            exit 1
        fi
    fi
    ;;
    stop)
    if is_running; then
        echo -n "Stopping $name.."
        kill `get_pid`
        for i in 1 2 3 4 5 6 7 8 9 10
        # for i in `seq 10`
        do
            if ! is_running; then
                break
            fi

            echo -n "."
            sleep 1
        done
        echo

        if is_running; then
            echo "Not stopped; may still be shutting down or shutdown may have failed"
            exit 1
        else
            echo "Stopped"
            if [ -f "$pid_file" ]; then
                rm "$pid_file"
            fi
        fi
    else
        echo "Not running"
    fi
    ;;
    restart)
    $0 stop
    if is_running; then
        echo "Unable to stop, will not attempt to start"
        exit 1
    fi
    $0 start
    ;;
    status)
    if is_running; then
        echo "Running"
    else
        echo "Stopped"
        exit 1
    fi
    ;;
    *)
    echo "Usage: $0 {start|stop|restart|status}"
    exit 1
    ;;
esac

exit 0

Caveats:

  • Pgbouncer is not yet supported (named transactions are used).
  • Rust nightly is a moving target, dependancies can break and sometimes you need to check a few versions to find the one working (run rustup override set nightly-2018-05-15 or rustup override set nightly-2018-05-31 in the Plume directory if you have issues during the compilation)
  • Rust nightly 2018-06-28 is known to be failing to compile diesel 1.3.2

Acknowledgements

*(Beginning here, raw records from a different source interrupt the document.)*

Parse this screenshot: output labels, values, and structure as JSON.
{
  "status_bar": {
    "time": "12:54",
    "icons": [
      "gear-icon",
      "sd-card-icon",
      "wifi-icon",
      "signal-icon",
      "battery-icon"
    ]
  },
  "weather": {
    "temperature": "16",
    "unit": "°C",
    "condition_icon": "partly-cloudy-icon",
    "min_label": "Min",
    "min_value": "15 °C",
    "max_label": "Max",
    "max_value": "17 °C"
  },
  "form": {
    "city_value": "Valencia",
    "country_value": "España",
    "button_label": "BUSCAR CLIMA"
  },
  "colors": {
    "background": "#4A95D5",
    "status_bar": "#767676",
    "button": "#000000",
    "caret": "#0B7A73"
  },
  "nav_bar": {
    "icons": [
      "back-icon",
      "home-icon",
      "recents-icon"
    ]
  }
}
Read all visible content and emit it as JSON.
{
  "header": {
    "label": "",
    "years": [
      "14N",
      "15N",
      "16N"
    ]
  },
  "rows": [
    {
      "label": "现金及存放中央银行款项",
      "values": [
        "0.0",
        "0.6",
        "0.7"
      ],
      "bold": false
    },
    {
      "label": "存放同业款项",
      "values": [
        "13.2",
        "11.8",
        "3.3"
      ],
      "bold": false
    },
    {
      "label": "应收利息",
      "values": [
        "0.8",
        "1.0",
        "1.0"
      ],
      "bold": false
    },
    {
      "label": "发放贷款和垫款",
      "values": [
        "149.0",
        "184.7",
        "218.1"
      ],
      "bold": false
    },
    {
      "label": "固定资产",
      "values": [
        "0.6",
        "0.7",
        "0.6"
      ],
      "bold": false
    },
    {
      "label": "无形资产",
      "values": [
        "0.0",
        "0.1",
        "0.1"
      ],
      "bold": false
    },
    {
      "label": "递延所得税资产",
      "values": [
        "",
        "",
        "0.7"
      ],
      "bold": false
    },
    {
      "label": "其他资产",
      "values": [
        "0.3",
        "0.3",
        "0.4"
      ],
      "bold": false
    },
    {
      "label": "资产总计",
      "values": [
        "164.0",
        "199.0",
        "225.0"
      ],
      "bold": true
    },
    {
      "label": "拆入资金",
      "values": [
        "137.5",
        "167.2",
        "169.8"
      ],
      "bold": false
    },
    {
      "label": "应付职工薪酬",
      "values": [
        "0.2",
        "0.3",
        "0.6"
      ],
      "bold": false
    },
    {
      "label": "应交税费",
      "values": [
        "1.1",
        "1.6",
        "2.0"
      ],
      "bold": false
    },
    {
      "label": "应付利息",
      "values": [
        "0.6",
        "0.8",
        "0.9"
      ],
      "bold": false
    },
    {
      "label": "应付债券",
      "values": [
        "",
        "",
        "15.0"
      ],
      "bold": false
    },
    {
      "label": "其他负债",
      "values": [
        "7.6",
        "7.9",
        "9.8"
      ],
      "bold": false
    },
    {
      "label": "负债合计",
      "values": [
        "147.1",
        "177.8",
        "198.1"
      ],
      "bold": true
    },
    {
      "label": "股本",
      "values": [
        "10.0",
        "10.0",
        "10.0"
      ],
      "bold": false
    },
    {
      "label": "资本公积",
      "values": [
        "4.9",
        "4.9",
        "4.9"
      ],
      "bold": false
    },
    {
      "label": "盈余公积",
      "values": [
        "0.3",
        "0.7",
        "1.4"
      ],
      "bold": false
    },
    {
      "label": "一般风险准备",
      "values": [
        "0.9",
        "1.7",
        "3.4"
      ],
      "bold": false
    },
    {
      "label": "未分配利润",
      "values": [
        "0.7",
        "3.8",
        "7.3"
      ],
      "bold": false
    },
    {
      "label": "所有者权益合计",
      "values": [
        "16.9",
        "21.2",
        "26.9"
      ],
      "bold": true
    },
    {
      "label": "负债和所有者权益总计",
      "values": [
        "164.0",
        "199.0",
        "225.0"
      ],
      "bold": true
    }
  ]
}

Most of this documentation have been written by gled-rs. The systemd unit file, Nginx and Apache configurations have been written by nonbinaryanargeek. Some parts (especially the instructions to install native dependencies) are from the Aardwolf project.